Stored items
┌────────

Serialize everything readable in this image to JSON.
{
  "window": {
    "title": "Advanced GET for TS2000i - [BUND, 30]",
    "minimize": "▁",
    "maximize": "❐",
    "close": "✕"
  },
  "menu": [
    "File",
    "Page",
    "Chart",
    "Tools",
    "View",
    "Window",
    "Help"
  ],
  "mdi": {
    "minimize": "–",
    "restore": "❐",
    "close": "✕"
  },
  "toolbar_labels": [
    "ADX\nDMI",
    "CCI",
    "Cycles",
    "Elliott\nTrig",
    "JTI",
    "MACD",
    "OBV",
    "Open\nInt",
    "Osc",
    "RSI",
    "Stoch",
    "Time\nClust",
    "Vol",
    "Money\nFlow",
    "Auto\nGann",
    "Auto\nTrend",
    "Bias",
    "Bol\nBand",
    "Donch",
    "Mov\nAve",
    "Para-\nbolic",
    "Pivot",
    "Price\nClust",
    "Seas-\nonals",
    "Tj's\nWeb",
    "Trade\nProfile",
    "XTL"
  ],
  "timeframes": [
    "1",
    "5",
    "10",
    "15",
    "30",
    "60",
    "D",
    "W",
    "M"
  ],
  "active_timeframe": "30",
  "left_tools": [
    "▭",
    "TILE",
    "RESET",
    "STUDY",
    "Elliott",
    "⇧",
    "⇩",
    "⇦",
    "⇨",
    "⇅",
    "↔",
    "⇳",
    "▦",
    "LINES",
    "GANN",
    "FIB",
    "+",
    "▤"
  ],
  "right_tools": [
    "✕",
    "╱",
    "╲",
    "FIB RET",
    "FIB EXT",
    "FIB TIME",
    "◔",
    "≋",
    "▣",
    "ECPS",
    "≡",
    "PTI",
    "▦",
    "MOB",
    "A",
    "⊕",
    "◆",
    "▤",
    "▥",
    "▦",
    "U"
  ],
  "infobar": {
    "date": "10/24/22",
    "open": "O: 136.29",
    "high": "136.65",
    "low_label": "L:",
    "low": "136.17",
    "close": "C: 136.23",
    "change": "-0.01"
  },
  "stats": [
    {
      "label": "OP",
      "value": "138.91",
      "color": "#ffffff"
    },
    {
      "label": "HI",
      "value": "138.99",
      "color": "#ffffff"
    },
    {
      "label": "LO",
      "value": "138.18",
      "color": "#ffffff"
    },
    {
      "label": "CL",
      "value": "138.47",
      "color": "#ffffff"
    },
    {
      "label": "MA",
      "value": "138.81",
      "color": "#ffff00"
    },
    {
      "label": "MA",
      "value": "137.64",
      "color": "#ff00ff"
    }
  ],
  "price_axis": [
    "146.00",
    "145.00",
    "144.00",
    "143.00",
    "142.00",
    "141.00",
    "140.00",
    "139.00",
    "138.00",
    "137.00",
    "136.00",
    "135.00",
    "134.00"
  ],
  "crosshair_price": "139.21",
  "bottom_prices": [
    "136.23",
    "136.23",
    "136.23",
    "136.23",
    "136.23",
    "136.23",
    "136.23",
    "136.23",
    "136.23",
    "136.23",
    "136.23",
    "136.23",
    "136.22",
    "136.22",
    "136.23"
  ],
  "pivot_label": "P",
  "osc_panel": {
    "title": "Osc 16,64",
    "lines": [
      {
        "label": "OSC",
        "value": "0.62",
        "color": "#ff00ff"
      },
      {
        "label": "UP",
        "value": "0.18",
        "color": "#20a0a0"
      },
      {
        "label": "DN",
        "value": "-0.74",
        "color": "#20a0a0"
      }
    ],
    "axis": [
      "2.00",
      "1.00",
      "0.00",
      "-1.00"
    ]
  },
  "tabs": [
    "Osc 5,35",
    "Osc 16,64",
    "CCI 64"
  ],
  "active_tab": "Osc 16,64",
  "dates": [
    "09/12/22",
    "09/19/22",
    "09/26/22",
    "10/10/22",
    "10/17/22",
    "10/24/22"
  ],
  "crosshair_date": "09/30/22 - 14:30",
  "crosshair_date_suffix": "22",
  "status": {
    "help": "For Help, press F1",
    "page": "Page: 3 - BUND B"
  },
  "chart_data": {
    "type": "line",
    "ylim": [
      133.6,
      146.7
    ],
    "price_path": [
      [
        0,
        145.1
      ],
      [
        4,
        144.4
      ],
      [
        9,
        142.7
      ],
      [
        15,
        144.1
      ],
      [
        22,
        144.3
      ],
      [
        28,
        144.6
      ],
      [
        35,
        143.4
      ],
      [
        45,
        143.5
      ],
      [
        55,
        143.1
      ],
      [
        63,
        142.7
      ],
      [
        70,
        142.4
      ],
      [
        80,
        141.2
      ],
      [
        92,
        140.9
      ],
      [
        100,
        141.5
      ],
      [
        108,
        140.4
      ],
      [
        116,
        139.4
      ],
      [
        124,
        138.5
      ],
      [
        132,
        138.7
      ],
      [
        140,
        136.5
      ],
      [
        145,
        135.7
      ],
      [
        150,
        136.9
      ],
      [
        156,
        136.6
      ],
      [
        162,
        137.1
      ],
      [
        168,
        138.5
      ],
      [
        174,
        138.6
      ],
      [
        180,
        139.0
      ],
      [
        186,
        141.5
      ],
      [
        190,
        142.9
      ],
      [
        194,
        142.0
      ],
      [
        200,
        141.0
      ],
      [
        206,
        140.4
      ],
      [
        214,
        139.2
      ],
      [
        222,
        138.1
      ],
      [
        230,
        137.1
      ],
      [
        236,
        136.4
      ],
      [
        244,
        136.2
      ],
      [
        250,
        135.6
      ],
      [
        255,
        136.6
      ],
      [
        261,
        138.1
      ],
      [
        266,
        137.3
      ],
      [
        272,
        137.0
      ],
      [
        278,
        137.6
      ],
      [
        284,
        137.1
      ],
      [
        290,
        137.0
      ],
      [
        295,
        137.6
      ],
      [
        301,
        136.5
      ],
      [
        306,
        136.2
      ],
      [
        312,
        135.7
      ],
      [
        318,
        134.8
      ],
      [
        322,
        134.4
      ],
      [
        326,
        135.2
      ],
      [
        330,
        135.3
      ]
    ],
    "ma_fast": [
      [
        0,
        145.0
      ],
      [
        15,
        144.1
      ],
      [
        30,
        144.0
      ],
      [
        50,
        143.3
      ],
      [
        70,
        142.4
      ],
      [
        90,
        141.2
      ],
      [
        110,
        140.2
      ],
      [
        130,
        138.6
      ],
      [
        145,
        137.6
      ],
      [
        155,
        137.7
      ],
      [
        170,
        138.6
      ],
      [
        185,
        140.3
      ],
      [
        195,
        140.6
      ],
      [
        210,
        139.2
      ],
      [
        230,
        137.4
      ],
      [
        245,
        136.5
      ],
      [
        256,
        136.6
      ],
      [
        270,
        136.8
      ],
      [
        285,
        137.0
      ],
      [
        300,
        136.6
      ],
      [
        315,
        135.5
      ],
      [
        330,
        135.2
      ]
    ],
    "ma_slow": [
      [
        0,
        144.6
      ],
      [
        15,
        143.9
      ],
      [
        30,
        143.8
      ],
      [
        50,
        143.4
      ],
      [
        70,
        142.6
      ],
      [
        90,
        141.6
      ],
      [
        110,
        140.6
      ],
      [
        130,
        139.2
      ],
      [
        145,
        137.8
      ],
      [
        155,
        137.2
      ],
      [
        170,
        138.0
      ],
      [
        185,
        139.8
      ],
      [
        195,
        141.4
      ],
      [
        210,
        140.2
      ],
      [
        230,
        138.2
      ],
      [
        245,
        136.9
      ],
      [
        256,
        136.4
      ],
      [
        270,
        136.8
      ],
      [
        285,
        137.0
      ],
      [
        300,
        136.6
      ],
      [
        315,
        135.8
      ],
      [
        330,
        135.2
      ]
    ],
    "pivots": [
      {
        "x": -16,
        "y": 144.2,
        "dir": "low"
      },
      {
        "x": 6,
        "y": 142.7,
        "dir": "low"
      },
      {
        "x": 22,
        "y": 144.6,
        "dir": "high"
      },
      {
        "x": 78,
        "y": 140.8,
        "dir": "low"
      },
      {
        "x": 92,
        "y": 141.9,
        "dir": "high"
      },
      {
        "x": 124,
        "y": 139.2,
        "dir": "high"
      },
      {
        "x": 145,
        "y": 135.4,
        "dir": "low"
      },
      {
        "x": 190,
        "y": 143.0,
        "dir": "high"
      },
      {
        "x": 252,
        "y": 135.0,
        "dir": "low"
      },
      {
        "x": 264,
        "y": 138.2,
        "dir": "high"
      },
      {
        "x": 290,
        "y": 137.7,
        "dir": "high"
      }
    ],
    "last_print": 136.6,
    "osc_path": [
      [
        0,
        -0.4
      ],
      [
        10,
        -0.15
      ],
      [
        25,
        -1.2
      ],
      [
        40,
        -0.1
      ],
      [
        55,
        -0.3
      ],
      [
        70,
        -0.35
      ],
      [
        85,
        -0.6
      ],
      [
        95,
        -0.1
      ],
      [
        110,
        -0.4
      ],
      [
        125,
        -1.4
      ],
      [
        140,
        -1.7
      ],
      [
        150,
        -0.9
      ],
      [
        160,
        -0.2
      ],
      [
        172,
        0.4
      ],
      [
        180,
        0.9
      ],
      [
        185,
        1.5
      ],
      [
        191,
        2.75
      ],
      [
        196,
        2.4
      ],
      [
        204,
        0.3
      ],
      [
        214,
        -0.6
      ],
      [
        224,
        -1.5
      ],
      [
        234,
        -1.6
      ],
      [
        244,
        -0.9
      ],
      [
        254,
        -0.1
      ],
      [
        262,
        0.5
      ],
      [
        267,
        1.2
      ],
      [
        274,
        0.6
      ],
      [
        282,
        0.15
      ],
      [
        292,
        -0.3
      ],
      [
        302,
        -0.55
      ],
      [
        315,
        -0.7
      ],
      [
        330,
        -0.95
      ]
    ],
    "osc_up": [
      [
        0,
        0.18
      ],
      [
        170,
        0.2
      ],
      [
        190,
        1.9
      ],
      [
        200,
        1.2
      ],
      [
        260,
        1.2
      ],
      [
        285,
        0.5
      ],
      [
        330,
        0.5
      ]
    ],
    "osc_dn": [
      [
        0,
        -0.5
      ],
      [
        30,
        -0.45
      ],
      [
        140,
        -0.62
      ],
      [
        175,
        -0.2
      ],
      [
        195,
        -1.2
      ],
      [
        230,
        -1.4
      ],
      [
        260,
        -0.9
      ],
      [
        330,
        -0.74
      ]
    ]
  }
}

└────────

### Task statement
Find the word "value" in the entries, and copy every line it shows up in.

### Solution
      "value": "138.91",
      "value": "138.99",
      "value": "138.18",
      "value": "138.47",
      "value": "138.81",
      "value": "137.64",
        "value": "0.62",
        "value": "0.18",
        "value": "-0.74",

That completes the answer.